Your task
Filter the records below for the word "Marcin". Copy each line that holds it.

[Saved data entries]
------
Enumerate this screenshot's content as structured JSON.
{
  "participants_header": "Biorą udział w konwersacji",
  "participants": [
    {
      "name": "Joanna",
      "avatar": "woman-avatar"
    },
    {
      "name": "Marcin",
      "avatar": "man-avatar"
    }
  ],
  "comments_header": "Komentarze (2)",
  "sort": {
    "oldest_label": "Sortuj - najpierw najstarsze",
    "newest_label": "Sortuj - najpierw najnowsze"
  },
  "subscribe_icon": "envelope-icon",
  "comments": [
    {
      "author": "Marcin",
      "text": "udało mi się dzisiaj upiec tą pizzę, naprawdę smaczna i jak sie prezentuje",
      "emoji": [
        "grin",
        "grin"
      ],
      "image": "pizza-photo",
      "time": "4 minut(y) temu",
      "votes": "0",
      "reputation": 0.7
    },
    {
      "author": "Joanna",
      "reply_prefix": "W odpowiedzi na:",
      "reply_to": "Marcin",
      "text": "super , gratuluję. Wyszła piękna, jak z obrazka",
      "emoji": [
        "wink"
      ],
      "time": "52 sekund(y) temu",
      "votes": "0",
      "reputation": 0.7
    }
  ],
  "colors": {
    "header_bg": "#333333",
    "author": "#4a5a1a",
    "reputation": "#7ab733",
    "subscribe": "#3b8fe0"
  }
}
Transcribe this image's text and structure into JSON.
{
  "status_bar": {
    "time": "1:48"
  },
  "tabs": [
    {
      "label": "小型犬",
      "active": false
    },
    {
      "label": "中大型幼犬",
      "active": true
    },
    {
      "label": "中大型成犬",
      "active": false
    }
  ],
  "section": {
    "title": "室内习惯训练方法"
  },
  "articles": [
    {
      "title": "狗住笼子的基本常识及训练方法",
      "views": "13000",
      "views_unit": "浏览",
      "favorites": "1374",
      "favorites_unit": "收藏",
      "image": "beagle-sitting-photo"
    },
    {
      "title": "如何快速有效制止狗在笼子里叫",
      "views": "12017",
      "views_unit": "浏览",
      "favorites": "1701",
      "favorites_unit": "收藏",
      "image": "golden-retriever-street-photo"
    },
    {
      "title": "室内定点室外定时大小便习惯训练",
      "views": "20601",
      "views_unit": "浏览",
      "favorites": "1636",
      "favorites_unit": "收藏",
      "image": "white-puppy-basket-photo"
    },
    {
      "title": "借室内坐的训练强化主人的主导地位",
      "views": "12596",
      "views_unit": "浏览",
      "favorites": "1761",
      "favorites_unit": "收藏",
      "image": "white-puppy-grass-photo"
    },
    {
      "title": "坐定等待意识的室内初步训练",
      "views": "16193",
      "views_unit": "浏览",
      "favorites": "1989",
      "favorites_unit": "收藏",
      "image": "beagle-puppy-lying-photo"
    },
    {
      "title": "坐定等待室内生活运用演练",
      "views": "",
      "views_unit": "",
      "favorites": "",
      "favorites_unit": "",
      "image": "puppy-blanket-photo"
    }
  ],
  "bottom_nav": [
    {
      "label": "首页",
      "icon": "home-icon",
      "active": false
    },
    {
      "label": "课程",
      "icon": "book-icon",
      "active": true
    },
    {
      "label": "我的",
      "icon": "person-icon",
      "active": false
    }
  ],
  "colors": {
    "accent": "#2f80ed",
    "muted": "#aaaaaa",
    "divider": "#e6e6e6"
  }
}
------
Result below
      "name": "Marcin",
      "author": "Marcin",
      "reply_to": "Marcin",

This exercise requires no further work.